__EXERCISE__
The answer is a single number: the count of lines in the records below that contain the word "name".

__PROVIDED RECORDS__
· · · ·

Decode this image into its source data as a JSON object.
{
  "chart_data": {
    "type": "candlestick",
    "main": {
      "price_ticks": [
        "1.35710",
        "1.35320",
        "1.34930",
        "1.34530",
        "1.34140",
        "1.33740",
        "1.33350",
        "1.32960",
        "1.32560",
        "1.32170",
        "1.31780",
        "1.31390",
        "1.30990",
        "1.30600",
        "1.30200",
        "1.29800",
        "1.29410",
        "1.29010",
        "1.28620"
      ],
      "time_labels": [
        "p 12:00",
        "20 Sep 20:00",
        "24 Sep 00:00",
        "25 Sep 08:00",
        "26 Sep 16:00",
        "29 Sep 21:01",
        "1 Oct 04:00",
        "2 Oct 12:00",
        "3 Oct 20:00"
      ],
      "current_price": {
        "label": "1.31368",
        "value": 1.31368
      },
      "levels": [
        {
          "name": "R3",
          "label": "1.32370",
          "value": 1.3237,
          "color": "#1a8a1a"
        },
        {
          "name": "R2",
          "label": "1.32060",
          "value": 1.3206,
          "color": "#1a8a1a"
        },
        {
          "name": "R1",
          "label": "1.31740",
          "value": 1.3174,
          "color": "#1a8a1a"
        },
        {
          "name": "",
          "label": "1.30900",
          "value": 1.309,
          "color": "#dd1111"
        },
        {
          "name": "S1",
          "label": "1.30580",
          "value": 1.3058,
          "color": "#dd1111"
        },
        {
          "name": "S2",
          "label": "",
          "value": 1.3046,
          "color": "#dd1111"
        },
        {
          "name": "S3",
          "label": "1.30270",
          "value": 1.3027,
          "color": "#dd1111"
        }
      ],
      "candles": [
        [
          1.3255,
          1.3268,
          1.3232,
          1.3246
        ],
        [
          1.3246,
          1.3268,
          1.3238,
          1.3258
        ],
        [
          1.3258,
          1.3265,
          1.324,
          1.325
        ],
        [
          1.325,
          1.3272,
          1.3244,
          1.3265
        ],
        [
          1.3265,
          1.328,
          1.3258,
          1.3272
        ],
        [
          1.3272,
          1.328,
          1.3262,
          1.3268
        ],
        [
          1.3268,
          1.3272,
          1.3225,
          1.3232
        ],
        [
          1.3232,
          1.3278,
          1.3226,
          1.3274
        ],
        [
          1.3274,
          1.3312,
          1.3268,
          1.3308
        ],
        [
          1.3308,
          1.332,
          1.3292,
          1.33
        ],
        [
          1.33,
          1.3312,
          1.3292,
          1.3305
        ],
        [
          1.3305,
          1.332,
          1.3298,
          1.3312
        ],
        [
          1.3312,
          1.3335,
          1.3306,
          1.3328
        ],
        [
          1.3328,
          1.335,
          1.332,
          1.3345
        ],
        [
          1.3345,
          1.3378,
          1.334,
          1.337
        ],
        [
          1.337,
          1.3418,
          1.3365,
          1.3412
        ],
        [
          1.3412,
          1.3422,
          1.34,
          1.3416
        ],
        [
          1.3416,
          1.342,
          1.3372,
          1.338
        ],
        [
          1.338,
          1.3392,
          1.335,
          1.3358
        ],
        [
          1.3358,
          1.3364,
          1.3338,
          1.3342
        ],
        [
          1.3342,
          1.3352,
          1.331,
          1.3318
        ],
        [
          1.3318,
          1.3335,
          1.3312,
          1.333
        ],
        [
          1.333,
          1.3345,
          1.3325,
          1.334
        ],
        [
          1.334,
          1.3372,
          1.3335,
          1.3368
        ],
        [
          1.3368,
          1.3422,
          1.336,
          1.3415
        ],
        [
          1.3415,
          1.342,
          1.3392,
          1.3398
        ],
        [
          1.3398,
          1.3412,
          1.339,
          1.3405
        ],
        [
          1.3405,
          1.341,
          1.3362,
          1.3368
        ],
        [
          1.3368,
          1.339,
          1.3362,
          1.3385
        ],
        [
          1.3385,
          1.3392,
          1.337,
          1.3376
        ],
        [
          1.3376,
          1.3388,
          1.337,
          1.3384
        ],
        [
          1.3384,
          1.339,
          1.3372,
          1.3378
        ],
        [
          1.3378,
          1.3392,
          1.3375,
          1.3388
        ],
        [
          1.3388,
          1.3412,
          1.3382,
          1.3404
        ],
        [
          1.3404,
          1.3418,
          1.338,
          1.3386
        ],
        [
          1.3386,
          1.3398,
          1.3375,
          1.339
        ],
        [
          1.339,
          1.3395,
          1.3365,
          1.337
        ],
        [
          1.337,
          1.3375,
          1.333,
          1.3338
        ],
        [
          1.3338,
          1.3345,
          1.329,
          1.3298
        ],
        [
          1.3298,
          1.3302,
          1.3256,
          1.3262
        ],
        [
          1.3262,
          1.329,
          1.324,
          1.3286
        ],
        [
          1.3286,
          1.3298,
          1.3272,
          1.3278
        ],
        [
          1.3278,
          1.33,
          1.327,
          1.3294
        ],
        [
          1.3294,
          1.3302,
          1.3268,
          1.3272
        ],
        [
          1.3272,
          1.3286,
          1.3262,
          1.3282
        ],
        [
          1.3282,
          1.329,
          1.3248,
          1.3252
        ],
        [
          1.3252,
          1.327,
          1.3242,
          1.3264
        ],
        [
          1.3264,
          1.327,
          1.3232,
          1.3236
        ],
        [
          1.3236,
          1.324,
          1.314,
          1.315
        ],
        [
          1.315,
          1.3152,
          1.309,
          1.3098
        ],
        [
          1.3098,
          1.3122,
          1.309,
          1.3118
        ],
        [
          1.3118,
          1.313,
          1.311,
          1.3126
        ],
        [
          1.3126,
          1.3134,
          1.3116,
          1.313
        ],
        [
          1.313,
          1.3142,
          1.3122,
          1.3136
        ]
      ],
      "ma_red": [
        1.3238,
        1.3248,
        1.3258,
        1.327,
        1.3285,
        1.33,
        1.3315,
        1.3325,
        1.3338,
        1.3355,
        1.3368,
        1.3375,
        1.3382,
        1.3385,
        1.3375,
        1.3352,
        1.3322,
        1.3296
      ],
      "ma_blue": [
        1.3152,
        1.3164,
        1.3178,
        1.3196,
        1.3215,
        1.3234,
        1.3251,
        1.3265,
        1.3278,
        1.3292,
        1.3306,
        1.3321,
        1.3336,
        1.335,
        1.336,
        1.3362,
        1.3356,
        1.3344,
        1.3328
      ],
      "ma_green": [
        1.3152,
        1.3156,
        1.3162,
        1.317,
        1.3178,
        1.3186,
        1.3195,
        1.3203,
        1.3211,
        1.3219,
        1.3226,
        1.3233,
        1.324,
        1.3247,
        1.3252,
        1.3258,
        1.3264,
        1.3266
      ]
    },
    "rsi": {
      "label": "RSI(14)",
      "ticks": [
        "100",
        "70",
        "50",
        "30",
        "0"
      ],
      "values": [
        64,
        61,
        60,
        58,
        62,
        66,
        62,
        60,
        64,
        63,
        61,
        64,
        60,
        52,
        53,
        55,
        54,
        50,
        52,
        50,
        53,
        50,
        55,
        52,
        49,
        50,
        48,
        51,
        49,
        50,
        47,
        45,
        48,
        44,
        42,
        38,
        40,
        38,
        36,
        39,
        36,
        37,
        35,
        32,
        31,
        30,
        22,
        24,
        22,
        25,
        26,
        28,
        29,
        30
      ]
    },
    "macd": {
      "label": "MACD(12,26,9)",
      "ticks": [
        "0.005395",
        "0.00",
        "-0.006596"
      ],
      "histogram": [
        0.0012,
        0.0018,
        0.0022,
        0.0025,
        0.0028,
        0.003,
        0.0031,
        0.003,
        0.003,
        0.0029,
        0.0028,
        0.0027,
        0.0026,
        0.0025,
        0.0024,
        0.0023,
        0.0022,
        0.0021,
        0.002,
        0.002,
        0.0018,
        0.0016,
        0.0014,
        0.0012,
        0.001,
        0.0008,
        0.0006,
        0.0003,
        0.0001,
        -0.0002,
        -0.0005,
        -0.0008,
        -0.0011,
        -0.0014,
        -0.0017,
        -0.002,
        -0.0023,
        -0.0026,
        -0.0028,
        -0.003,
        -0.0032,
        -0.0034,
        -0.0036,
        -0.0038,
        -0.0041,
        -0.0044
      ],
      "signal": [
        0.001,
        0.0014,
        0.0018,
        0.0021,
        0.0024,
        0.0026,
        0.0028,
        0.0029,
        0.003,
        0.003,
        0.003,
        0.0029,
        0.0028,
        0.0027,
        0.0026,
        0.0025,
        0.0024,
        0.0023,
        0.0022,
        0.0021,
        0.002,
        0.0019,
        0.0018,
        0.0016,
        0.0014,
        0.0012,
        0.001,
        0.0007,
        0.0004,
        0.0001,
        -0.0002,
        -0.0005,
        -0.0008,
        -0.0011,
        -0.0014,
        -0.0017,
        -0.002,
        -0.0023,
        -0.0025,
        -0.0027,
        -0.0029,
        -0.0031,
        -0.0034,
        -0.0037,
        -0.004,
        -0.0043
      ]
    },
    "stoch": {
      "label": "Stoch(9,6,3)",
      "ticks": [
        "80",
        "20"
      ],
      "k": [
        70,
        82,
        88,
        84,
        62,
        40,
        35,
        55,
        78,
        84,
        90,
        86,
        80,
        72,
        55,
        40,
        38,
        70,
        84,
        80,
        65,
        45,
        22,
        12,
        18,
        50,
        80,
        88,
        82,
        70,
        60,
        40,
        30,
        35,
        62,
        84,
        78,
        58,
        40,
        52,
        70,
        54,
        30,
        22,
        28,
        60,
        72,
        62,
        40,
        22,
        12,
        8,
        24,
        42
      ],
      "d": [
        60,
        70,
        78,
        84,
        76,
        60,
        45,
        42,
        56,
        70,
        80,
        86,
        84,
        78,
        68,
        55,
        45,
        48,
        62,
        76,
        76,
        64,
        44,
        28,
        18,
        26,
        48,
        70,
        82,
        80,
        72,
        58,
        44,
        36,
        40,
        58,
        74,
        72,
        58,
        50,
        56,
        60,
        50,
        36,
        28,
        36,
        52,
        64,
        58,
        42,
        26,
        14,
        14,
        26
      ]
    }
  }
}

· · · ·

__SOLUTION__
7